- More details to guide your choice are outlined in this article: https://reikiinmedicine.org/communicating-reiki/reiki-classes-right-for-you/
- A chapter of my book, “REIKI: A Comprehensive Guide,” is devoted to helping you make a good choice.
If you’d like to receive a professional treatment before learning to practice, look on the practitioner’s website to learn about their training, their experience, and their approach to practice. Don’t assume anything. Many of the points discussed above are relevant.
The most important question to ask any Reiki professional is: “Do you practice hands-on self-Reiki every day? If the answer is anything other than “I can’t imagine a day without Reiki,” go on to the next candidate. Someone who practices daily self Reiki understands the practice and what it offers better than those who don’t, and is better equipped to support you with respectful boundaries.

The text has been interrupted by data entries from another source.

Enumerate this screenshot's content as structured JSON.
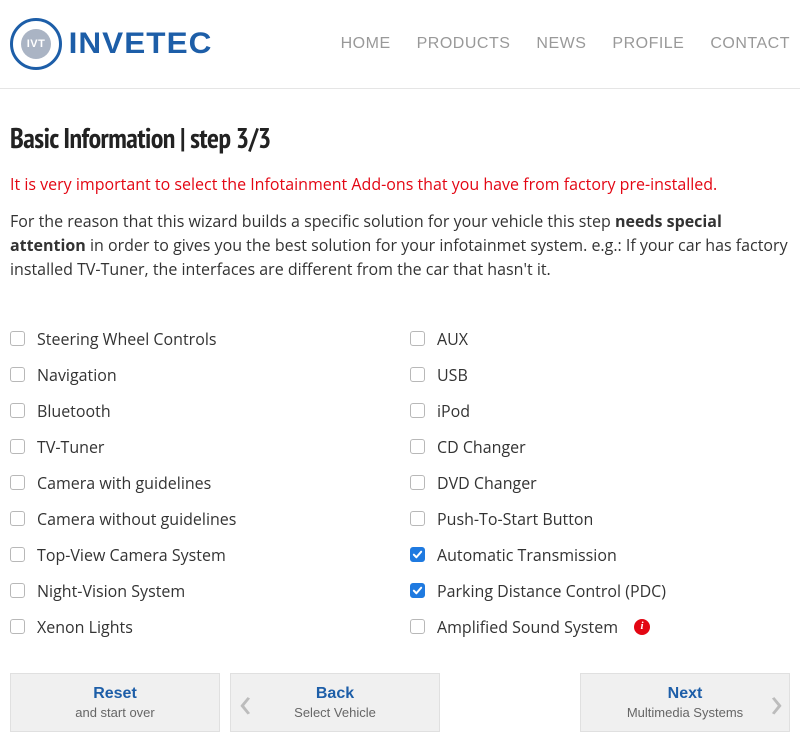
{
  "brand": "INVETEC",
  "nav": {
    "home": "HOME",
    "products": "PRODUCTS",
    "news": "NEWS",
    "profile": "PROFILE",
    "contact": "CONTACT"
  },
  "title": "Basic Information | step 3/3",
  "alert": "It is very important to select the Infotainment Add-ons that you have from factory pre-installed.",
  "intro_a": "For the reason that this wizard builds a specific solution for your vehicle this step ",
  "intro_b": "needs special attention",
  "intro_c": " in order to gives you the best solution for your infotainmet system. e.g.: If your car has factory installed TV-Tuner, the interfaces are different from the car that hasn't it.",
  "options_left": [
    {
      "label": "Steering Wheel Controls",
      "checked": false
    },
    {
      "label": "Navigation",
      "checked": false
    },
    {
      "label": "Bluetooth",
      "checked": false
    },
    {
      "label": "TV-Tuner",
      "checked": false
    },
    {
      "label": "Camera with guidelines",
      "checked": false
    },
    {
      "label": "Camera without guidelines",
      "checked": false
    },
    {
      "label": "Top-View Camera System",
      "checked": false
    },
    {
      "label": "Night-Vision System",
      "checked": false
    },
    {
      "label": "Xenon Lights",
      "checked": false
    }
  ],
  "options_right": [
    {
      "label": "AUX",
      "checked": false
    },
    {
      "label": "USB",
      "checked": false
    },
    {
      "label": "iPod",
      "checked": false
    },
    {
      "label": "CD Changer",
      "checked": false
    },
    {
      "label": "DVD Changer",
      "checked": false
    },
    {
      "label": "Push-To-Start Button",
      "checked": false
    },
    {
      "label": "Automatic Transmission",
      "checked": true
    },
    {
      "label": "Parking Distance Control (PDC)",
      "checked": true
    },
    {
      "label": "Amplified Sound System",
      "checked": false,
      "info": true
    }
  ],
  "buttons": {
    "reset": {
      "main": "Reset",
      "sub": "and start over"
    },
    "back": {
      "main": "Back",
      "sub": "Select Vehicle"
    },
    "next": {
      "main": "Next",
      "sub": "Multimedia Systems"
    }
  }
}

CB: WHAT DO YOU THINK THE FUTURE OF REIKI IN THE U.S. LOOKS LIKE? ARE YOU SEEING MORE PEOPLE ADOPTING THE PRACTICE? DO YOU SEE A DAY WHEN THE VAST MAJORITY OF PEOPLE SEE A REIKI PRACTITIONER OR EVEN PRACTICE REIKI ON THEMSELVES?
Pamela: The future of Reiki practice is uncertain. On the one hand, public awareness and interest are growing rapidly. On the other hand, the inclusion of Reiki into healthcare threatens grassroots accessibility and ease by making it appear to be a medical treatment that needs to be standardized, rather than a spiritual practice primarily for home self-care.
Despite the NIH’s statement of “no harm” associated with Reiki, some states are trying to require licensing. That goes against the advisories of Presidents Obama, Trump, and Biden, who oppose unnecessary vocational licensing. It hurts small business, depresses the economy, and burdens already disenfranchised populations such as women, single mothers and people of color.
CALIFORNIA IS ONE OF THE STATES THAT PASSED SAFE HARBOR LEGISLATION.
Popularizing Reiki practice without homogenizing it can help the American public move toward health-promoting behaviors that can lessen the need for medical intervention, and make it more effective when needed. It can also ease the suffering of patients and families at end-of-life, possibly reducing unnecessary medical spending driven by families and professionals who are challenged when faced with the inevitable.
PAMELA MILES is an internationally respected Reiki master best known for her pioneering work in Medical Reiki. She created the first hospital Reiki program in the ‘90s, and has collaborated with academic medical centers including the NIH, Harvard and Yale. Pamela is published in peer-reviewed medical journals and appears on popular media (The Atlantic, U.S. News, CBS, NBC, CNN, etc.). She practices Reiki as taught by Hawayo Takata, who brought Reiki from Japan. Pamela leads two free global practice sessions each week to help you support your health and well-being.
Here is the link to participate: https://reikiinmedicine.org/online-community-reiki-self-practice-sessions/